How to spot a Catholic school graduate

BY VINCENT VARNEY

Binoculars

Catholicism is becoming an alien concept in Australia, with Church attendance falling and the nation drifting further towards secularism. As long as Tony Abbott doesn’t get his way, the trend will likely continue. While I have no objections to this fleeting interest in religion, it’s becoming common for Catholic school students and graduates to receive raised eyebrows from their peers.

Take it from me, someone who went through 13 years of Catholic education and survived/graduated: We’re a perfectly normal bunch (brainwash camp is normal, right?) and it’s not like our parents let us choose which school we attended. In fact, we’re so affable that if you don’t have a Catholic school graduate as a friend, you need to find one ASAP, but that can be tough now that there are so few of us. But I can smell the Catholic on someone – as if they’re sweating holy water – and here are the main things to look for:

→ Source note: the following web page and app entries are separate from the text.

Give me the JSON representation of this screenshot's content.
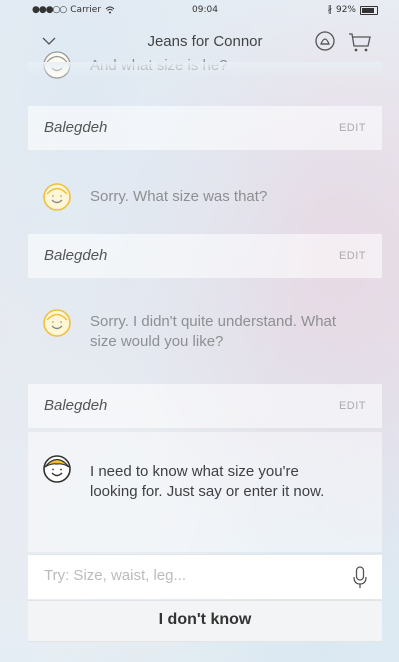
{
  "status_bar": {
    "carrier": "Carrier",
    "time": "09:04",
    "battery": "92%"
  },
  "nav": {
    "title": "Jeans for Connor"
  },
  "conversation": {
    "partial_question": "And what size is he?",
    "answers": [
      {
        "value": "Balegdeh",
        "edit_label": "EDIT"
      },
      {
        "value": "Balegdeh",
        "edit_label": "EDIT"
      },
      {
        "value": "Balegdeh",
        "edit_label": "EDIT"
      }
    ],
    "bot_messages": [
      "Sorry. What size was that?",
      "Sorry. I didn't quite understand. What size would you like?",
      "I need to know what size you're looking for. Just say or enter it now."
    ]
  },
  "input": {
    "placeholder": "Try: Size, waist, leg..."
  },
  "quick_reply": {
    "label": "I don't know"
  }
}
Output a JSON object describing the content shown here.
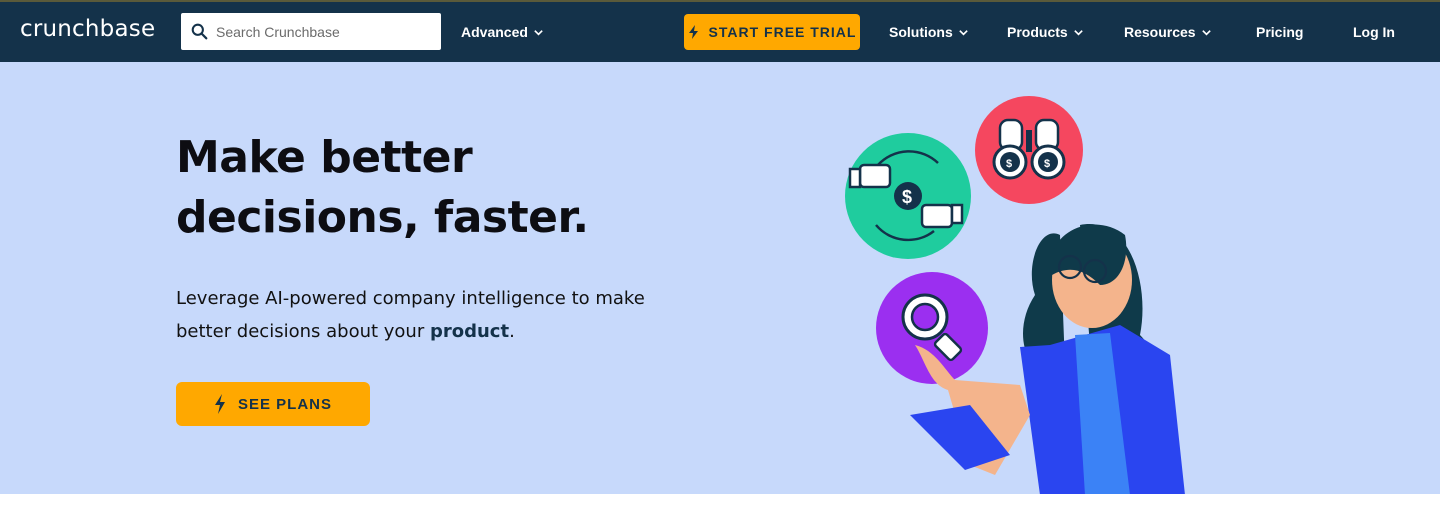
{
  "brand": {
    "logo_text": "crunchbase"
  },
  "search": {
    "placeholder": "Search Crunchbase",
    "icon": "search-icon"
  },
  "nav": {
    "advanced": "Advanced",
    "trial_button": "START FREE TRIAL",
    "solutions": "Solutions",
    "products": "Products",
    "resources": "Resources",
    "pricing": "Pricing",
    "login": "Log In"
  },
  "hero": {
    "title_line1": "Make better",
    "title_line2": "decisions, faster.",
    "subtitle_part1": "Leverage AI-powered company intelligence to make better decisions about your ",
    "subtitle_emphasis": "product",
    "subtitle_end": ".",
    "cta_label": "SEE PLANS"
  },
  "colors": {
    "nav_bg": "#14324a",
    "accent": "#ffa800",
    "hero_bg": "#c7d9fb",
    "teal_circle": "#1fcc9e",
    "red_circle": "#f5475f",
    "purple_circle": "#9b2ff0",
    "jacket_blue": "#2a45f0"
  }
}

1. We’re non-religious
Mirroring politics’ unusual marriage of religion and state, pretty much everyone I know who is religious went to a state school. Many Catholic school graduates agree that religious education allowed them to make an informed decision not to be religious. So if you’re sitting in a cinema, wedged between two Catholic school graduates, chances are you’re the religious one. I assume it was all just a show of teenage rebellion, where the religious kids went to state schools and vice versa.

2. We’re critical of Christians but boy do we LOVE Buddhists
All Catholic school students are forced to take on at least one religious subject in their senior years, and Studies of Religion is popular because you get to focus on everything but Catholicism. Many of these classes end with a conversation about how much we like Buddhism. The scripture is like poetry, the people are easy-going – it’s like the religious version of the beat generation. What’s not to like?

3. We enjoy reciting obscure teachings
Did you know that Buddhists aren’t allowed to carry salt in a goat horn? Or that Muslims aren’t allowed to urinate in stagnant water? If nothing else, these teachings are incredibly specific, and with the world as obsessed with political correctness as it is, I’ve since replaced my goat horn with a moose’s. For Catholic school grads, these teachings are our in-jokes and an opportunity to poke fun at the religious institution that once resided over us. I can’t tell you how many times I’ve quoted Thich Nhat Hanh in conversation.

4. Christian rock is our guilty pleasure
It’s like boy bands – the lyrics don’t mean much to you and you know shouldn’t like it, but damn the songs are hella catchy. A good song is a good song. Some may call it offensive to sing lyrics we don’t agree with, but if we’re all happy to rap along with Tyler the Creator as he discusses stabbing Bruno Mars in the oesophagus, surely we can let this slide? (Note: Apparently not, because a joke video of my friends and I singing Jesus, Lover of my Soul that briefly did the rounds on MySpace resulted in mass condemnation from ‘actual’ Christians.)

Vincent Varney is a Sydney-based writer who, in secrecy, still carries salt in a goat horn. You can watch him buckle under the guilt by following him on Twitter @VincentVarney

Advertisements

What are your thoughts?

Fill in your details below or click an icon to log in:

WordPress.com Logo

You are commenting using your WordPress.com account. Log Out / Change )

Twitter picture

You are commenting using your Twitter account. Log Out / Change )

Facebook photo

You are commenting using your Facebook account. Log Out / Change )

Google+ photo

You are commenting using your Google+ account. Log Out / Change )

Connecting to %s